# Records provided
_____

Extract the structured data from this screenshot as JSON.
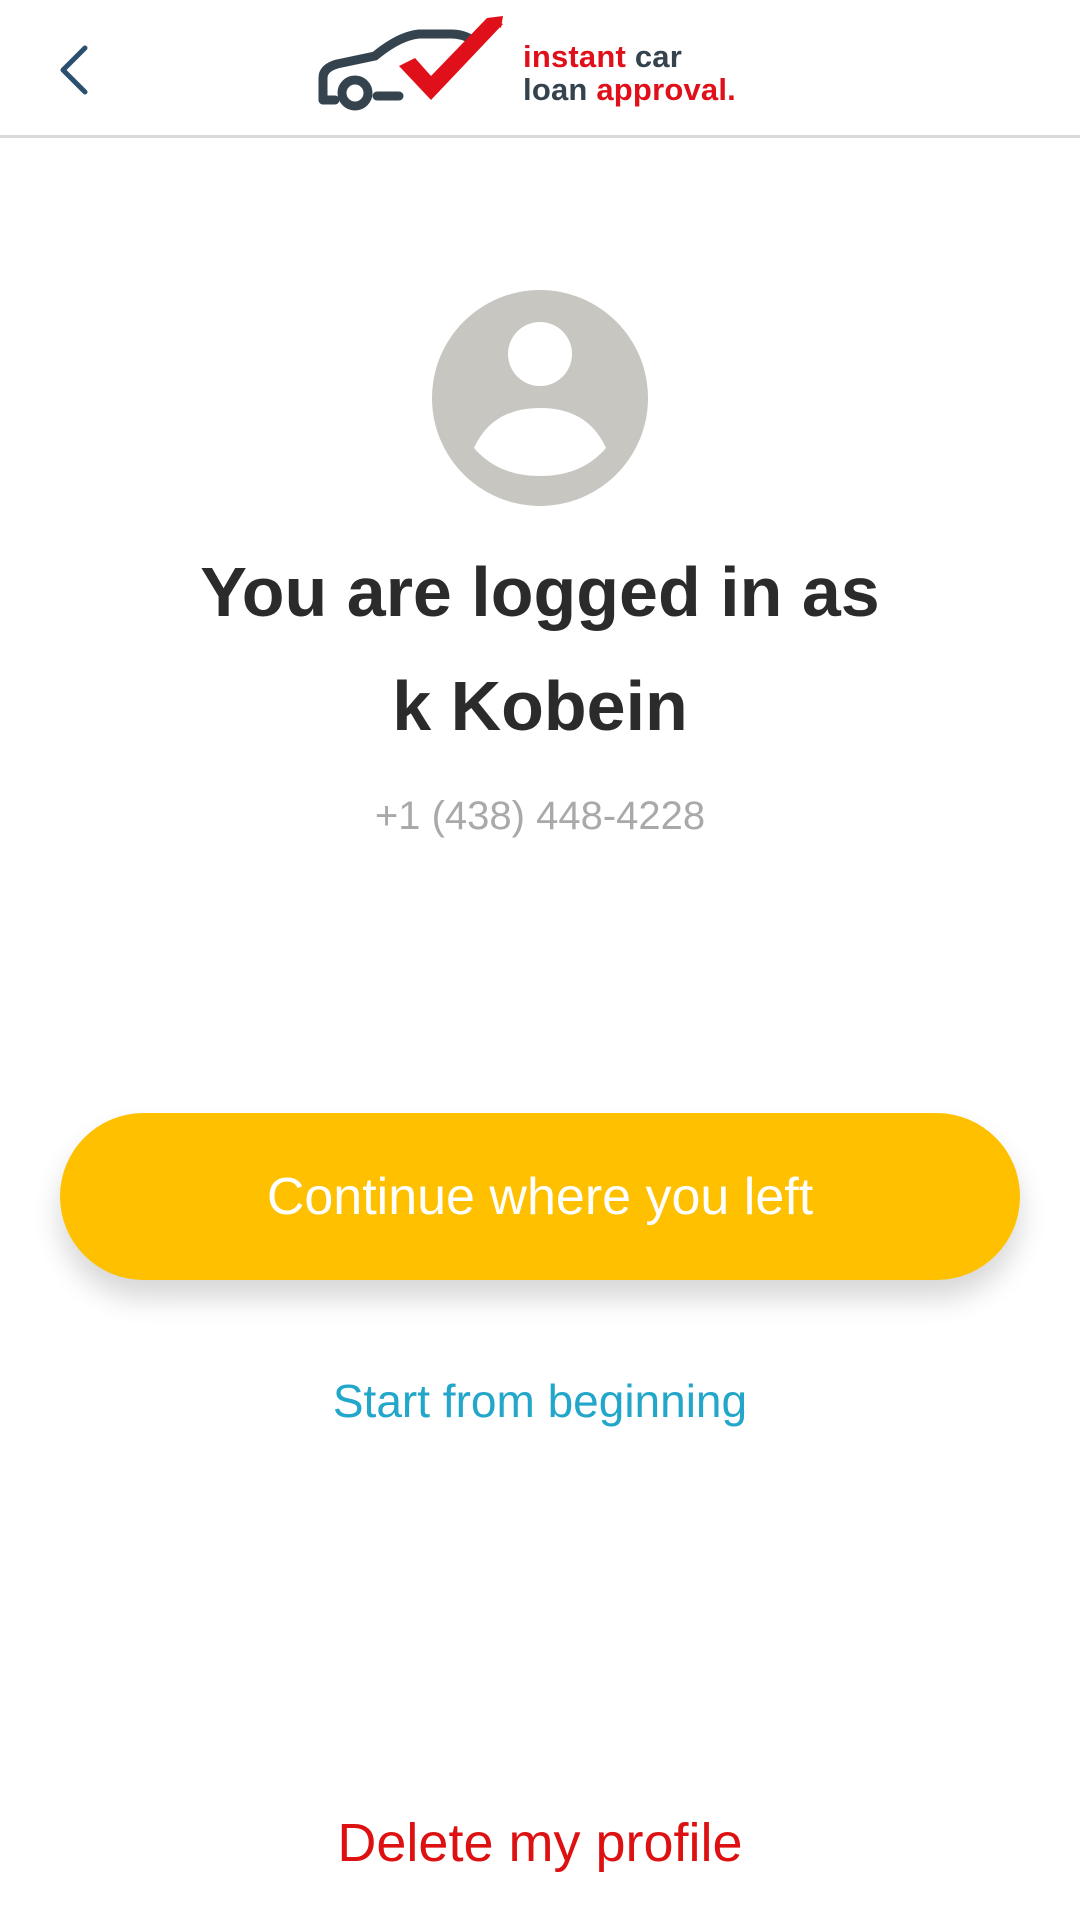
{
  "header": {
    "back_icon": "chevron-left-icon",
    "logo": {
      "line1_word1": "instant",
      "line1_word2": "car",
      "line2_word1": "loan",
      "line2_word2": "approval."
    }
  },
  "profile": {
    "avatar_icon": "user-avatar-icon",
    "title_line1": "You are logged in as",
    "title_line2": "k Kobein",
    "phone": "+1 (438) 448-4228"
  },
  "actions": {
    "continue_label": "Continue where you left",
    "start_label": "Start from beginning",
    "delete_label": "Delete my profile"
  },
  "colors": {
    "brand_red": "#e0101a",
    "brand_dark": "#34434d",
    "primary_button": "#ffc000",
    "link_blue": "#22a6c9",
    "danger_red": "#dd1111"
  }
}
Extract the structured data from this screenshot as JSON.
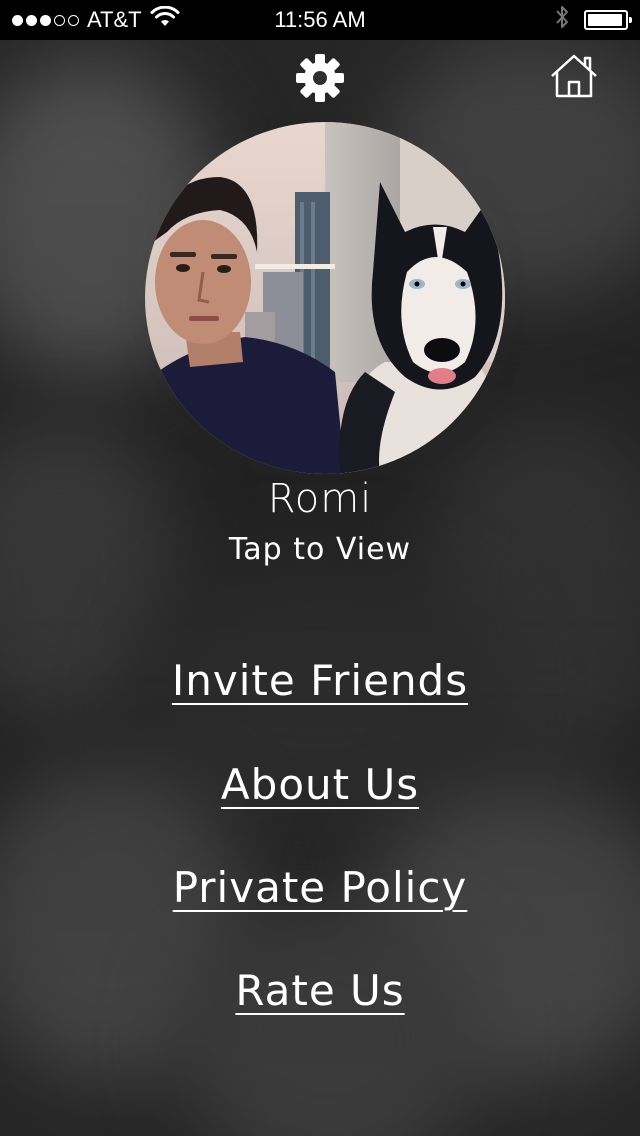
{
  "status_bar": {
    "carrier": "AT&T",
    "time": "11:56 AM",
    "signal_strength": 3,
    "signal_max": 5,
    "battery_level": 0.95,
    "icons": [
      "signal-dots",
      "wifi-icon",
      "bluetooth-icon",
      "battery-icon"
    ]
  },
  "header": {
    "settings_icon": "gear-icon",
    "home_icon": "home-icon"
  },
  "profile": {
    "name": "Romi",
    "hint": "Tap to View"
  },
  "menu": {
    "items": [
      {
        "label": "Invite Friends"
      },
      {
        "label": "About Us"
      },
      {
        "label": "Private Policy"
      },
      {
        "label": "Rate Us"
      }
    ]
  },
  "colors": {
    "text": "#ffffff",
    "status_bar_bg": "#000000",
    "background": "#2b2b2b"
  }
}
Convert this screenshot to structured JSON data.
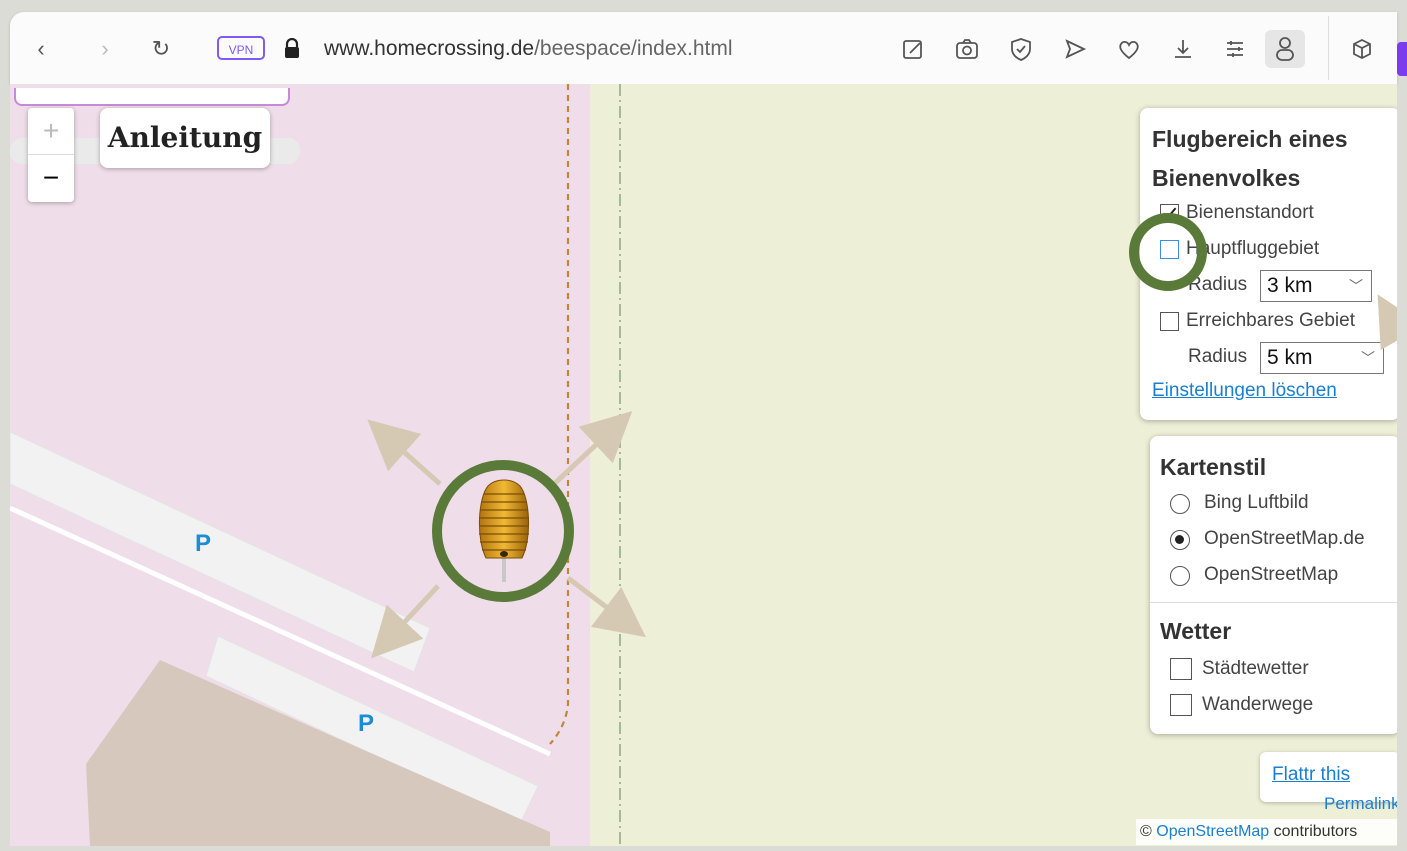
{
  "browser": {
    "url_host": "www.homecrossing.de",
    "url_path": "/beespace/index.html",
    "vpn_label": "VPN",
    "buttons": [
      "back-icon",
      "forward-icon",
      "reload-icon"
    ],
    "toolbar_icons": [
      "edit-icon",
      "camera-icon",
      "shield-icon",
      "send-icon",
      "heart-icon",
      "download-icon",
      "menu-icon",
      "profile-icon",
      "cube-icon"
    ]
  },
  "map": {
    "anleitung_label": "Anleitung",
    "zoom_in": "+",
    "zoom_out": "−",
    "parking_labels": [
      "P",
      "P"
    ]
  },
  "panel_flight": {
    "title": "Flugbereich eines Bienenvolkes",
    "bienenstandort": {
      "label": "Bienenstandort",
      "checked": true
    },
    "hauptfluggebiet": {
      "label": "Hauptfluggebiet",
      "checked": false
    },
    "radius1": {
      "label": "Radius",
      "value": "3 km"
    },
    "erreichbares": {
      "label": "Erreichbares Gebiet",
      "checked": false
    },
    "radius2": {
      "label": "Radius",
      "value": "5 km"
    },
    "clear_link": "Einstellungen löschen"
  },
  "panel_style": {
    "kartenstil_title": "Kartenstil",
    "options": [
      {
        "label": "Bing Luftbild",
        "selected": false
      },
      {
        "label": "OpenStreetMap.de",
        "selected": true
      },
      {
        "label": "OpenStreetMap",
        "selected": false
      }
    ],
    "wetter_title": "Wetter",
    "wetter_options": [
      {
        "label": "Städtewetter",
        "checked": false
      },
      {
        "label": "Wanderwege",
        "checked": false
      }
    ]
  },
  "flattr_label": "Flattr this",
  "permalink_label": "Permalink",
  "attribution": {
    "symbol": "©",
    "link": "OpenStreetMap",
    "suffix": " contributors"
  },
  "colors": {
    "highlight_ring": "#5a7a3a",
    "arrow": "#d6c9b3",
    "map_pink": "#efdde9",
    "map_cream": "#eeefd7",
    "accent_vpn": "#7c5cf4",
    "link": "#1a7fd0"
  }
}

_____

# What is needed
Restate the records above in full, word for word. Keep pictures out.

# Written answer
Extract the structured data from this screenshot as JSON.
{
  "header": {
    "back_icon": "chevron-left-icon",
    "logo": {
      "line1_word1": "instant",
      "line1_word2": "car",
      "line2_word1": "loan",
      "line2_word2": "approval."
    }
  },
  "profile": {
    "avatar_icon": "user-avatar-icon",
    "title_line1": "You are logged in as",
    "title_line2": "k Kobein",
    "phone": "+1 (438) 448-4228"
  },
  "actions": {
    "continue_label": "Continue where you left",
    "start_label": "Start from beginning",
    "delete_label": "Delete my profile"
  },
  "colors": {
    "brand_red": "#e0101a",
    "brand_dark": "#34434d",
    "primary_button": "#ffc000",
    "link_blue": "#22a6c9",
    "danger_red": "#dd1111"
  }
}
Extract the structured data from this screenshot as JSON.
{
  "status_bar": {
    "carrier": "AT&T",
    "time": "11:56 AM",
    "signal_strength": 3,
    "signal_max": 5,
    "battery_level": 0.95,
    "icons": [
      "signal-dots",
      "wifi-icon",
      "bluetooth-icon",
      "battery-icon"
    ]
  },
  "header": {
    "settings_icon": "gear-icon",
    "home_icon": "home-icon"
  },
  "profile": {
    "name": "Romi",
    "hint": "Tap to View"
  },
  "menu": {
    "items": [
      {
        "label": "Invite Friends"
      },
      {
        "label": "About Us"
      },
      {
        "label": "Private Policy"
      },
      {
        "label": "Rate Us"
      }
    ]
  },
  "colors": {
    "text": "#ffffff",
    "status_bar_bg": "#000000",
    "background": "#2b2b2b"
  }
}
Convert this screenshot to structured JSON data.
{
  "browser": {
    "url_host": "www.homecrossing.de",
    "url_path": "/beespace/index.html",
    "vpn_label": "VPN",
    "buttons": [
      "back-icon",
      "forward-icon",
      "reload-icon"
    ],
    "toolbar_icons": [
      "edit-icon",
      "camera-icon",
      "shield-icon",
      "send-icon",
      "heart-icon",
      "download-icon",
      "menu-icon",
      "profile-icon",
      "cube-icon"
    ]
  },
  "map": {
    "anleitung_label": "Anleitung",
    "zoom_in": "+",
    "zoom_out": "−",
    "parking_labels": [
      "P",
      "P"
    ]
  },
  "panel_flight": {
    "title": "Flugbereich eines Bienenvolkes",
    "bienenstandort": {
      "label": "Bienenstandort",
      "checked": true
    },
    "hauptfluggebiet": {
      "label": "Hauptfluggebiet",
      "checked": false
    },
    "radius1": {
      "label": "Radius",
      "value": "3 km"
    },
    "erreichbares": {
      "label": "Erreichbares Gebiet",
      "checked": false
    },
    "radius2": {
      "label": "Radius",
      "value": "5 km"
    },
    "clear_link": "Einstellungen löschen"
  },
  "panel_style": {
    "kartenstil_title": "Kartenstil",
    "options": [
      {
        "label": "Bing Luftbild",
        "selected": false
      },
      {
        "label": "OpenStreetMap.de",
        "selected": true
      },
      {
        "label": "OpenStreetMap",
        "selected": false
      }
    ],
    "wetter_title": "Wetter",
    "wetter_options": [
      {
        "label": "Städtewetter",
        "checked": false
      },
      {
        "label": "Wanderwege",
        "checked": false
      }
    ]
  },
  "flattr_label": "Flattr this",
  "permalink_label": "Permalink",
  "attribution": {
    "symbol": "©",
    "link": "OpenStreetMap",
    "suffix": " contributors"
  },
  "colors": {
    "highlight_ring": "#5a7a3a",
    "arrow": "#d6c9b3",
    "map_pink": "#efdde9",
    "map_cream": "#eeefd7",
    "accent_vpn": "#7c5cf4",
    "link": "#1a7fd0"
  }
}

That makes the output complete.